2) It is not clear to me how they came up with the average value for fish.

3) In the report they use "e values" of 1,2, and 4 for plants in one graph and doesn't specify the value in the other. This value determines the fossil fuel usage. I chose to go with the value in the middle of 2, which corresponds to .4 kCal of fossil fuel energy per kCal of food, and gives you a value of .03 lbs of CO2 per kCal. Soy is much lower and if more calories came from soy, the resulting CO2 impact of that diet would be lower than estimated here. In general all plant based foods use little CO2 emissions compared with animal products, so even if the estimate is off by a factor of two, it will have limited impact on the results.

4) The report estimates CO2 emissions from fossil fuels based on .07 tonnes CO2 per MMBtu. While I don't agree with the process they used to determine that number, it corresponds well with the value of .0703 for motor gasoline as determined by the EPA. Natural Gas emits .0528 and bituminious coal .0925. So, the more that fossil fuel usage is from natural gas, the lower the values for CO2 emissions should be. The more coal is used, the higher they should be. The .07 value works if natural gas, motor gasoline, and coal are used in roughly equal amounts, which seems to be a reasonable estimate to me, but could be off.
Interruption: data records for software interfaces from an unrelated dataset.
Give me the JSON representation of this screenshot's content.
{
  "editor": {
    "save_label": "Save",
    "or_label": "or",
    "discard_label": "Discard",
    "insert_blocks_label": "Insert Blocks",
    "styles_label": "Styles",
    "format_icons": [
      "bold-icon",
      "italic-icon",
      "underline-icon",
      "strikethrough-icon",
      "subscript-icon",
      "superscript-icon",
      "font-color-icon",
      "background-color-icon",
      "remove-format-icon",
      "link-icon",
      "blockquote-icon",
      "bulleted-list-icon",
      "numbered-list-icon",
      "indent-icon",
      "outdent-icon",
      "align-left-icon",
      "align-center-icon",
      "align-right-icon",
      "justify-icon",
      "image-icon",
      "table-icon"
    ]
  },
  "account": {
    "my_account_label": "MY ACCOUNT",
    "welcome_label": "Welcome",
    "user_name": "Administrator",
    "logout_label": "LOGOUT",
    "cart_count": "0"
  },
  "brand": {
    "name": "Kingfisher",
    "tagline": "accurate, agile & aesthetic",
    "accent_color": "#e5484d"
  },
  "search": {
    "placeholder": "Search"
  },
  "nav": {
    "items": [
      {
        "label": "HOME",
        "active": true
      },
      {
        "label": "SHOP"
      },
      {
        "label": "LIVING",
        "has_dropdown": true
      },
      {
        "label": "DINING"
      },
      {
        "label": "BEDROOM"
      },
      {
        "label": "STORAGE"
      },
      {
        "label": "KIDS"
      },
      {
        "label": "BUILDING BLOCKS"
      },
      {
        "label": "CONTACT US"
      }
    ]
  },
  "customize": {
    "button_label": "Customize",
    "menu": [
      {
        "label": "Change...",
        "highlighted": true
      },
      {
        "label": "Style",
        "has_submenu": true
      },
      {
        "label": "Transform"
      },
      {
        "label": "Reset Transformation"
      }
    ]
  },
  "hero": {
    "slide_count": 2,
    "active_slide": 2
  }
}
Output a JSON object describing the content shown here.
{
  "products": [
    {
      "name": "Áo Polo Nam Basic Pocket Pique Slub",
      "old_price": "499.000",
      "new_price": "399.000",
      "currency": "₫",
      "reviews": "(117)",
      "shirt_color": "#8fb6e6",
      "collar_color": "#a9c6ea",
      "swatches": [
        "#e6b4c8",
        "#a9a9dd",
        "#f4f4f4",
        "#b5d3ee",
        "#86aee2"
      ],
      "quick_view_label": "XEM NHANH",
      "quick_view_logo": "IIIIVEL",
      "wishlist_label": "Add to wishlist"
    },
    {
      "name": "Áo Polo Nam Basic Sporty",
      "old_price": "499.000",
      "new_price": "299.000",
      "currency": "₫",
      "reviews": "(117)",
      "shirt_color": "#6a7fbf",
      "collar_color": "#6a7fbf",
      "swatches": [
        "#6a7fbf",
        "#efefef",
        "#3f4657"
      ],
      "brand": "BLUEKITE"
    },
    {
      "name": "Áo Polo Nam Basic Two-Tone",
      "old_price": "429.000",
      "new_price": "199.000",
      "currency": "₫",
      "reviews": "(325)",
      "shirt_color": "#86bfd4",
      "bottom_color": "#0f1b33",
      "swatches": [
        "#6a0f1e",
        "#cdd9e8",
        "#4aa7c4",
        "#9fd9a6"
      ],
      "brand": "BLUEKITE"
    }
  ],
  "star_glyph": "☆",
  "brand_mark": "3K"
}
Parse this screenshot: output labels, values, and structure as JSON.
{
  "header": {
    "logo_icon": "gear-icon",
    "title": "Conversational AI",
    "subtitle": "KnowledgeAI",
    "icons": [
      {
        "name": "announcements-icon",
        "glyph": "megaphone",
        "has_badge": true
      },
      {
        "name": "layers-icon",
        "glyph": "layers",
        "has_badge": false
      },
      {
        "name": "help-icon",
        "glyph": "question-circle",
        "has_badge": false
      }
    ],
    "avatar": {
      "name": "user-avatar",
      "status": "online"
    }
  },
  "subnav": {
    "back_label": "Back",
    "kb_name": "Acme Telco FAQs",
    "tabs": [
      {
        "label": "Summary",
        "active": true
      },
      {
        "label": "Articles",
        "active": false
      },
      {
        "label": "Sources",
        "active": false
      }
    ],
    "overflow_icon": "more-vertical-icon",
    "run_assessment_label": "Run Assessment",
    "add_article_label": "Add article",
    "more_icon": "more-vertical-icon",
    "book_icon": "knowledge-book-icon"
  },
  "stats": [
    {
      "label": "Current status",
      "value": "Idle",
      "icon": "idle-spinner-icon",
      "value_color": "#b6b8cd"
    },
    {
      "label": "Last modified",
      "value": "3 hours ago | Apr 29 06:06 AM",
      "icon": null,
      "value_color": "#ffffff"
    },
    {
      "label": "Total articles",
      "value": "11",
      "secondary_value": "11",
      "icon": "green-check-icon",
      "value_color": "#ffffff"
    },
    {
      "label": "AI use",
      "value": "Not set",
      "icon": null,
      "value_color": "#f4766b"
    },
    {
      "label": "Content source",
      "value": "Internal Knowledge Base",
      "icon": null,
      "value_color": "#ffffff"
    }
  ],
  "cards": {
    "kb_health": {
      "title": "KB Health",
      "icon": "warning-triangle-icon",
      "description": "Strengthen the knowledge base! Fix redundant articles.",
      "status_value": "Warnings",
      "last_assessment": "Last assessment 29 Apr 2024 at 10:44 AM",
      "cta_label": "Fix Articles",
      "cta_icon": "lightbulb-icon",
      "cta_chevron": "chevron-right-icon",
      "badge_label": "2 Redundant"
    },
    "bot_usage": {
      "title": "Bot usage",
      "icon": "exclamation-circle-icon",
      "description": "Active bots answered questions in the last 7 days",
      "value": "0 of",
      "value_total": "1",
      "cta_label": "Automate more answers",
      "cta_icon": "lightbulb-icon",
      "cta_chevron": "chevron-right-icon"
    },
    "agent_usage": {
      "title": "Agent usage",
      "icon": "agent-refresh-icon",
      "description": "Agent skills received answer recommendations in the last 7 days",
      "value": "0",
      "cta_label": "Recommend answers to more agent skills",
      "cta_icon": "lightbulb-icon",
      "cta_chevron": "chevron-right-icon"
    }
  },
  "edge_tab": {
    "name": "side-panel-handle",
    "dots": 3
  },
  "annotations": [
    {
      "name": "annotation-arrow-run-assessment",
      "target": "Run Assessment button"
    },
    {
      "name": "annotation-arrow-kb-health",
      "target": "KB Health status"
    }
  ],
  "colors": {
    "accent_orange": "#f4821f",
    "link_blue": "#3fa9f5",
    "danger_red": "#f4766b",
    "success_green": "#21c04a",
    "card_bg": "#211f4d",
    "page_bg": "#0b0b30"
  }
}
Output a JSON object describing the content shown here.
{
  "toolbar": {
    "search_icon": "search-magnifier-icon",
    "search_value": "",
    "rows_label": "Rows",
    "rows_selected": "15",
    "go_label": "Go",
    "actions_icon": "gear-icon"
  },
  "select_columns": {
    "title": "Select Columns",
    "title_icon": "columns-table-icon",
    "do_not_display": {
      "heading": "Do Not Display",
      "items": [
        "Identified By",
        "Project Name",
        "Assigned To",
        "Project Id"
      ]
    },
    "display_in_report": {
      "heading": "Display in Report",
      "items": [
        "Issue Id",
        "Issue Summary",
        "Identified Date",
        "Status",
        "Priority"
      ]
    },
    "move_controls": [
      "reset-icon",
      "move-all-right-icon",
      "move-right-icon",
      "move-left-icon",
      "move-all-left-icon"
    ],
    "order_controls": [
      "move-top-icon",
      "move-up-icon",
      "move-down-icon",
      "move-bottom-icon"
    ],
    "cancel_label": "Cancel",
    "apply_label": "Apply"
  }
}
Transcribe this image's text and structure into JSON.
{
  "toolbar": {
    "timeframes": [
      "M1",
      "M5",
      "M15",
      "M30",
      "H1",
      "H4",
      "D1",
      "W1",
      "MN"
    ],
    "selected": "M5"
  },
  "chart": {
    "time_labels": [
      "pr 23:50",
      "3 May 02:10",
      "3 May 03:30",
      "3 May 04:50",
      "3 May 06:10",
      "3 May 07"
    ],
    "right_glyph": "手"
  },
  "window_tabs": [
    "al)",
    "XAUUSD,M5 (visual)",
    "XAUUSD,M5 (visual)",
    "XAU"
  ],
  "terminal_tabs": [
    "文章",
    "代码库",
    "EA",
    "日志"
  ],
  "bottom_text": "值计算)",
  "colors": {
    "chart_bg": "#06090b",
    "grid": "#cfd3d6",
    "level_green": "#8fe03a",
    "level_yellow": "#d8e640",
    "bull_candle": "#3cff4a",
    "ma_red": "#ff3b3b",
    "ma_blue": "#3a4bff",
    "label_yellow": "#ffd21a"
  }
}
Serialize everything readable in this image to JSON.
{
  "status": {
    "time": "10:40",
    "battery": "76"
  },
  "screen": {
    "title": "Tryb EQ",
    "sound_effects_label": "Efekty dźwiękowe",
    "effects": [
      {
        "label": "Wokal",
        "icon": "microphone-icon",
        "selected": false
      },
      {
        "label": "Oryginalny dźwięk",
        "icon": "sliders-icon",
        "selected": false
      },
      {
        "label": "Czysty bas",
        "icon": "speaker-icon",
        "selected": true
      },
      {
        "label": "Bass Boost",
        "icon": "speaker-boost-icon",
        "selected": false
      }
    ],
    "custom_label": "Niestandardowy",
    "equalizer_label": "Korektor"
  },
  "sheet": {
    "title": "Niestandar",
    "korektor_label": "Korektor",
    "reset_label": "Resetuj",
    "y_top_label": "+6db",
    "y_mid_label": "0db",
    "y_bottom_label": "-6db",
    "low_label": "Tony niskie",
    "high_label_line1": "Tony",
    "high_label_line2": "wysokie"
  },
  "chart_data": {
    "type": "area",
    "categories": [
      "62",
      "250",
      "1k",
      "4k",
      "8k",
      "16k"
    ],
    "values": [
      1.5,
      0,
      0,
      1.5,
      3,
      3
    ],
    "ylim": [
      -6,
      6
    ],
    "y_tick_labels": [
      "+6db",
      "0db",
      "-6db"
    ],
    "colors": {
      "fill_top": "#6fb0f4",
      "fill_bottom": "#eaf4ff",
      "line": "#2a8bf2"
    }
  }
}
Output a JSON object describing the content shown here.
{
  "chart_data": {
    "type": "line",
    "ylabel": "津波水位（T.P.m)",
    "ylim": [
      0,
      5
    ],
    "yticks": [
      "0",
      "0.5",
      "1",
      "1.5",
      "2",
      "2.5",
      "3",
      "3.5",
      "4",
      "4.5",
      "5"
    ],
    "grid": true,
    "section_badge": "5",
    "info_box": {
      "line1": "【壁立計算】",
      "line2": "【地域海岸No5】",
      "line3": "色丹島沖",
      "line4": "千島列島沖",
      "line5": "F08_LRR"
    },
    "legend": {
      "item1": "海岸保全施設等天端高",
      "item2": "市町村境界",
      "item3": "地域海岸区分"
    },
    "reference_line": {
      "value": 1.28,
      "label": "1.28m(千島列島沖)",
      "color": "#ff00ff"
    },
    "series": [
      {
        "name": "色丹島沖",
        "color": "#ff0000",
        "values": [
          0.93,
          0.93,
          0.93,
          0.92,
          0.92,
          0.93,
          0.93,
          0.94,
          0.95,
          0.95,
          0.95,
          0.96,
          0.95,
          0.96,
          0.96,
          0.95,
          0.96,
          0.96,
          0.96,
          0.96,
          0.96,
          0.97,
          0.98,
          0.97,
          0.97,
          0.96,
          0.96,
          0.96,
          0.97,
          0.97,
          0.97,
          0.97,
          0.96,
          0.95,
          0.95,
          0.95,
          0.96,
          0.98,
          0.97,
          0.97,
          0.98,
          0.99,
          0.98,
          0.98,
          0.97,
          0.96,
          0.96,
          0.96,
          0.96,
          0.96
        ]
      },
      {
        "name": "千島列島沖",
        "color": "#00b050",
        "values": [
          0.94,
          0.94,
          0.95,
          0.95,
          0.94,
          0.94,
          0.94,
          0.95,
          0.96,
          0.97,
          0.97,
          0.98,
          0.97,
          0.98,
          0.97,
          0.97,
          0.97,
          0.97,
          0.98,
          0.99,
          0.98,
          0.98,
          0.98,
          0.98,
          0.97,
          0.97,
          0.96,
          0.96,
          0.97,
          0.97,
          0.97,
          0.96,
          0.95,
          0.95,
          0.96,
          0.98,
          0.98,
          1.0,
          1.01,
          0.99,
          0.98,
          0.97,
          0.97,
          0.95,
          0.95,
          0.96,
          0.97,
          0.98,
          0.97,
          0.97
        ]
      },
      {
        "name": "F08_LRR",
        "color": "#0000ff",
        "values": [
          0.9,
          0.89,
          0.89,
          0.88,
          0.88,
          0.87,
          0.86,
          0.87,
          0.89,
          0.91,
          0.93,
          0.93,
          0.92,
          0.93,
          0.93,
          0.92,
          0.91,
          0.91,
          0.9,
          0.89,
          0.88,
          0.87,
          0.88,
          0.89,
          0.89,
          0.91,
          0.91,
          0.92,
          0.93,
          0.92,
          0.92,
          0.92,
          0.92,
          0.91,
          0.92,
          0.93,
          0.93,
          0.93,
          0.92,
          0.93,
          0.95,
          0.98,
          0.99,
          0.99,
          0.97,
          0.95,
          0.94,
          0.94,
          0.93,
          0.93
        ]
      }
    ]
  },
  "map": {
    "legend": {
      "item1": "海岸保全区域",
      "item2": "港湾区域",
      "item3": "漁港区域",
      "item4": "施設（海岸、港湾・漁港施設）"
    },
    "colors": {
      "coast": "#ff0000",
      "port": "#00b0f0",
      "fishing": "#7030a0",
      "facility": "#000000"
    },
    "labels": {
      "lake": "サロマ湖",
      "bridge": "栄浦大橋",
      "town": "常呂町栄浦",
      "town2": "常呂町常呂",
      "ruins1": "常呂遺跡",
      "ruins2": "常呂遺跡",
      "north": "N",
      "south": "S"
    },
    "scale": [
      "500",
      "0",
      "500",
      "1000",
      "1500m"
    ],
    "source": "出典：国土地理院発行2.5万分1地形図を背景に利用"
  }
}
Mathematical Errors
The report incorrectly calculates weighted averages. First they do it in table 1 (page 28) on average mpg values by multiplying the mpg values by their weight rather than the inverse of the mpg values. The impact is minor, but shows they don't understand the underlying mathematics. Next they do the same thing in table 3 (page 30) where they are calculating the weighted mean of different diets. I don't know how significant the impact is, but it could be large. I chose instead to just attack the whole thing differently.